# [Goal of the exercise]
Before copying, remove every picture, and then repeat all entries below precisely as written.

# [Dataset records]
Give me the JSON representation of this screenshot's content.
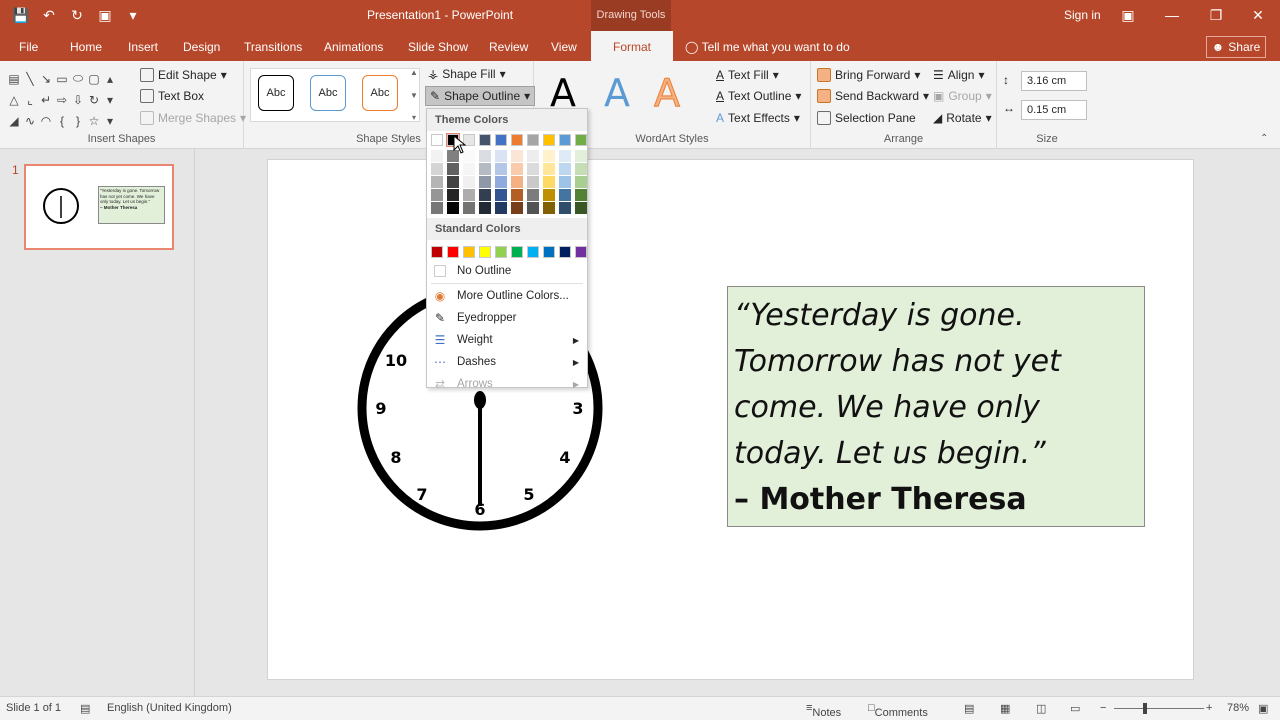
{
  "app": {
    "window_title": "Presentation1 - PowerPoint",
    "context_tab_group": "Drawing Tools",
    "sign_in": "Sign in",
    "share": "Share"
  },
  "tabs": [
    "File",
    "Home",
    "Insert",
    "Design",
    "Transitions",
    "Animations",
    "Slide Show",
    "Review",
    "View",
    "Format"
  ],
  "active_tab": "Format",
  "tell_me": "Tell me what you want to do",
  "ribbon": {
    "insert_shapes": {
      "label": "Insert Shapes",
      "edit_shape": "Edit Shape",
      "text_box": "Text Box",
      "merge_shapes": "Merge Shapes"
    },
    "shape_styles": {
      "label": "Shape Styles",
      "style_sample": "Abc",
      "shape_fill": "Shape Fill",
      "shape_outline": "Shape Outline"
    },
    "wordart_styles": {
      "label": "WordArt Styles",
      "sample": "A",
      "text_fill": "Text Fill",
      "text_outline": "Text Outline",
      "text_effects": "Text Effects"
    },
    "arrange": {
      "label": "Arrange",
      "bring_forward": "Bring Forward",
      "send_backward": "Send Backward",
      "selection_pane": "Selection Pane",
      "align": "Align",
      "group": "Group",
      "rotate": "Rotate"
    },
    "size": {
      "label": "Size",
      "height": "3.16 cm",
      "width": "0.15 cm"
    }
  },
  "dropdown": {
    "theme_colors_label": "Theme Colors",
    "standard_colors_label": "Standard Colors",
    "theme_colors": [
      "#ffffff",
      "#000000",
      "#e7e6e6",
      "#44546a",
      "#4472c4",
      "#ed7d31",
      "#a5a5a5",
      "#ffc000",
      "#5b9bd5",
      "#70ad47"
    ],
    "standard_colors": [
      "#c00000",
      "#ff0000",
      "#ffc000",
      "#ffff00",
      "#92d050",
      "#00b050",
      "#00b0f0",
      "#0070c0",
      "#002060",
      "#7030a0"
    ],
    "no_outline": "No Outline",
    "more_colors": "More Outline Colors...",
    "eyedropper": "Eyedropper",
    "weight": "Weight",
    "dashes": "Dashes",
    "arrows": "Arrows"
  },
  "slide_panel": {
    "slide_number": "1",
    "thumb_quote": "“Yesterday is gone. Tomorrow has not yet come. We have only today. Let us begin.”",
    "thumb_author": "– Mother Theresa"
  },
  "slide": {
    "quote": "“Yesterday is gone. Tomorrow has not yet come. We have only today. Let us begin.”",
    "author": "– Mother Theresa",
    "clock_numbers": [
      "7",
      "8",
      "9",
      "10",
      "3",
      "4",
      "5",
      "6"
    ]
  },
  "status": {
    "slide_info": "Slide 1 of 1",
    "language": "English (United Kingdom)",
    "notes": "Notes",
    "comments": "Comments",
    "zoom": "78%"
  }
}
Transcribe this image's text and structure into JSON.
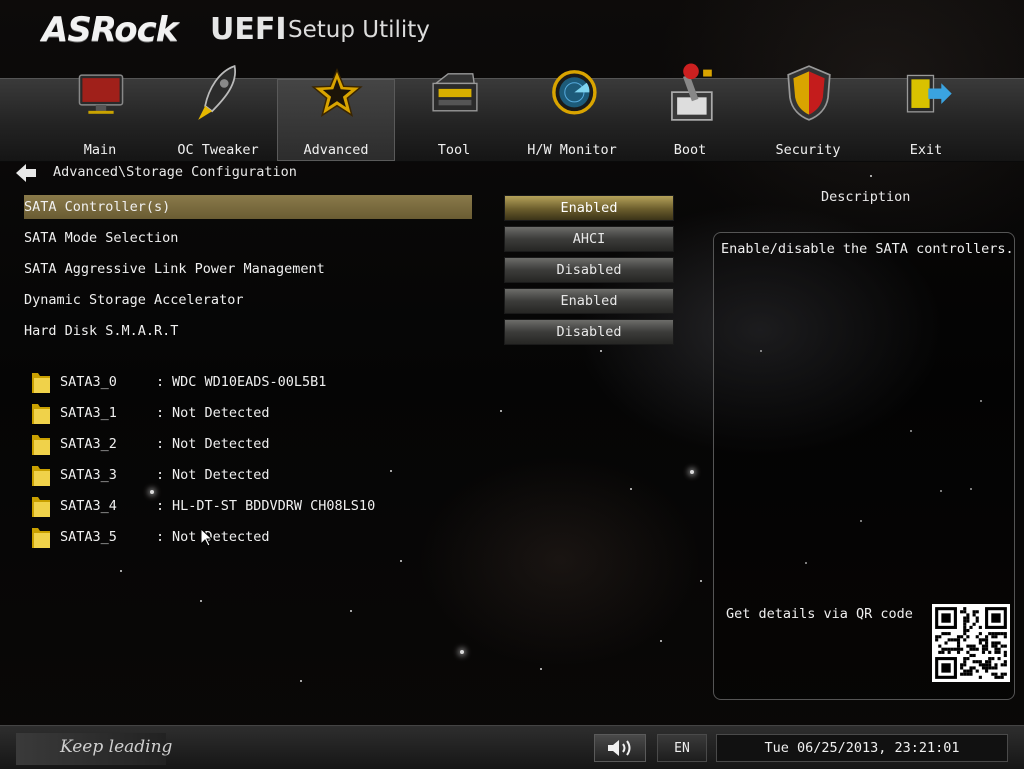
{
  "header": {
    "brand": "ASRock",
    "product": "UEFI",
    "subtitle": "Setup Utility"
  },
  "nav": {
    "active": "Advanced",
    "tabs": [
      {
        "label": "Main",
        "icon": "monitor-icon"
      },
      {
        "label": "OC Tweaker",
        "icon": "rocket-icon"
      },
      {
        "label": "Advanced",
        "icon": "star-icon"
      },
      {
        "label": "Tool",
        "icon": "toolbox-icon"
      },
      {
        "label": "H/W Monitor",
        "icon": "radar-icon"
      },
      {
        "label": "Boot",
        "icon": "joystick-icon"
      },
      {
        "label": "Security",
        "icon": "shield-icon"
      },
      {
        "label": "Exit",
        "icon": "exit-door-icon"
      }
    ]
  },
  "breadcrumb": "Advanced\\Storage Configuration",
  "settings": [
    {
      "label": "SATA Controller(s)",
      "value": "Enabled",
      "selected": true
    },
    {
      "label": "SATA Mode Selection",
      "value": "AHCI",
      "selected": false
    },
    {
      "label": "SATA Aggressive Link Power Management",
      "value": "Disabled",
      "selected": false
    },
    {
      "label": "Dynamic Storage Accelerator",
      "value": "Enabled",
      "selected": false
    },
    {
      "label": "Hard Disk S.M.A.R.T",
      "value": "Disabled",
      "selected": false
    }
  ],
  "drives": [
    {
      "port": "SATA3_0",
      "device": "WDC WD10EADS-00L5B1"
    },
    {
      "port": "SATA3_1",
      "device": "Not Detected"
    },
    {
      "port": "SATA3_2",
      "device": "Not Detected"
    },
    {
      "port": "SATA3_3",
      "device": "Not Detected"
    },
    {
      "port": "SATA3_4",
      "device": "HL-DT-ST BDDVDRW CH08LS10"
    },
    {
      "port": "SATA3_5",
      "device": "Not Detected"
    }
  ],
  "description": {
    "title": "Description",
    "text": "Enable/disable the SATA controllers.",
    "qr_label": "Get details via QR code"
  },
  "footer": {
    "slogan": "Keep leading",
    "language": "EN",
    "datetime": "Tue 06/25/2013, 23:21:01"
  },
  "colors": {
    "selected_row": "#7a6a3e",
    "selected_value": "#b5a25a",
    "value_box": "#4a4a48"
  }
}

# [Task answer]
Give me the JSON representation of this screenshot's content.
{
  "app": {
    "window_title": "Presentation1 - PowerPoint",
    "context_tab_group": "Drawing Tools",
    "sign_in": "Sign in",
    "share": "Share"
  },
  "tabs": [
    "File",
    "Home",
    "Insert",
    "Design",
    "Transitions",
    "Animations",
    "Slide Show",
    "Review",
    "View",
    "Format"
  ],
  "active_tab": "Format",
  "tell_me": "Tell me what you want to do",
  "ribbon": {
    "insert_shapes": {
      "label": "Insert Shapes",
      "edit_shape": "Edit Shape",
      "text_box": "Text Box",
      "merge_shapes": "Merge Shapes"
    },
    "shape_styles": {
      "label": "Shape Styles",
      "style_sample": "Abc",
      "shape_fill": "Shape Fill",
      "shape_outline": "Shape Outline"
    },
    "wordart_styles": {
      "label": "WordArt Styles",
      "sample": "A",
      "text_fill": "Text Fill",
      "text_outline": "Text Outline",
      "text_effects": "Text Effects"
    },
    "arrange": {
      "label": "Arrange",
      "bring_forward": "Bring Forward",
      "send_backward": "Send Backward",
      "selection_pane": "Selection Pane",
      "align": "Align",
      "group": "Group",
      "rotate": "Rotate"
    },
    "size": {
      "label": "Size",
      "height": "3.16 cm",
      "width": "0.15 cm"
    }
  },
  "dropdown": {
    "theme_colors_label": "Theme Colors",
    "standard_colors_label": "Standard Colors",
    "theme_colors": [
      "#ffffff",
      "#000000",
      "#e7e6e6",
      "#44546a",
      "#4472c4",
      "#ed7d31",
      "#a5a5a5",
      "#ffc000",
      "#5b9bd5",
      "#70ad47"
    ],
    "standard_colors": [
      "#c00000",
      "#ff0000",
      "#ffc000",
      "#ffff00",
      "#92d050",
      "#00b050",
      "#00b0f0",
      "#0070c0",
      "#002060",
      "#7030a0"
    ],
    "no_outline": "No Outline",
    "more_colors": "More Outline Colors...",
    "eyedropper": "Eyedropper",
    "weight": "Weight",
    "dashes": "Dashes",
    "arrows": "Arrows"
  },
  "slide_panel": {
    "slide_number": "1",
    "thumb_quote": "“Yesterday is gone. Tomorrow has not yet come. We have only today. Let us begin.”",
    "thumb_author": "– Mother Theresa"
  },
  "slide": {
    "quote": "“Yesterday is gone. Tomorrow has not yet come. We have only today. Let us begin.”",
    "author": "– Mother Theresa",
    "clock_numbers": [
      "7",
      "8",
      "9",
      "10",
      "3",
      "4",
      "5",
      "6"
    ]
  },
  "status": {
    "slide_info": "Slide 1 of 1",
    "language": "English (United Kingdom)",
    "notes": "Notes",
    "comments": "Comments",
    "zoom": "78%"
  }
}
Transcribe this image's text and structure into JSON.
{
  "header": {
    "brand": "ASRock",
    "product": "UEFI",
    "subtitle": "Setup Utility"
  },
  "nav": {
    "active": "Advanced",
    "tabs": [
      {
        "label": "Main",
        "icon": "monitor-icon"
      },
      {
        "label": "OC Tweaker",
        "icon": "rocket-icon"
      },
      {
        "label": "Advanced",
        "icon": "star-icon"
      },
      {
        "label": "Tool",
        "icon": "toolbox-icon"
      },
      {
        "label": "H/W Monitor",
        "icon": "radar-icon"
      },
      {
        "label": "Boot",
        "icon": "joystick-icon"
      },
      {
        "label": "Security",
        "icon": "shield-icon"
      },
      {
        "label": "Exit",
        "icon": "exit-door-icon"
      }
    ]
  },
  "breadcrumb": "Advanced\\Storage Configuration",
  "settings": [
    {
      "label": "SATA Controller(s)",
      "value": "Enabled",
      "selected": true
    },
    {
      "label": "SATA Mode Selection",
      "value": "AHCI",
      "selected": false
    },
    {
      "label": "SATA Aggressive Link Power Management",
      "value": "Disabled",
      "selected": false
    },
    {
      "label": "Dynamic Storage Accelerator",
      "value": "Enabled",
      "selected": false
    },
    {
      "label": "Hard Disk S.M.A.R.T",
      "value": "Disabled",
      "selected": false
    }
  ],
  "drives": [
    {
      "port": "SATA3_0",
      "device": "WDC WD10EADS-00L5B1"
    },
    {
      "port": "SATA3_1",
      "device": "Not Detected"
    },
    {
      "port": "SATA3_2",
      "device": "Not Detected"
    },
    {
      "port": "SATA3_3",
      "device": "Not Detected"
    },
    {
      "port": "SATA3_4",
      "device": "HL-DT-ST BDDVDRW CH08LS10"
    },
    {
      "port": "SATA3_5",
      "device": "Not Detected"
    }
  ],
  "description": {
    "title": "Description",
    "text": "Enable/disable the SATA controllers.",
    "qr_label": "Get details via QR code"
  },
  "footer": {
    "slogan": "Keep leading",
    "language": "EN",
    "datetime": "Tue 06/25/2013, 23:21:01"
  },
  "colors": {
    "selected_row": "#7a6a3e",
    "selected_value": "#b5a25a",
    "value_box": "#4a4a48"
  }
}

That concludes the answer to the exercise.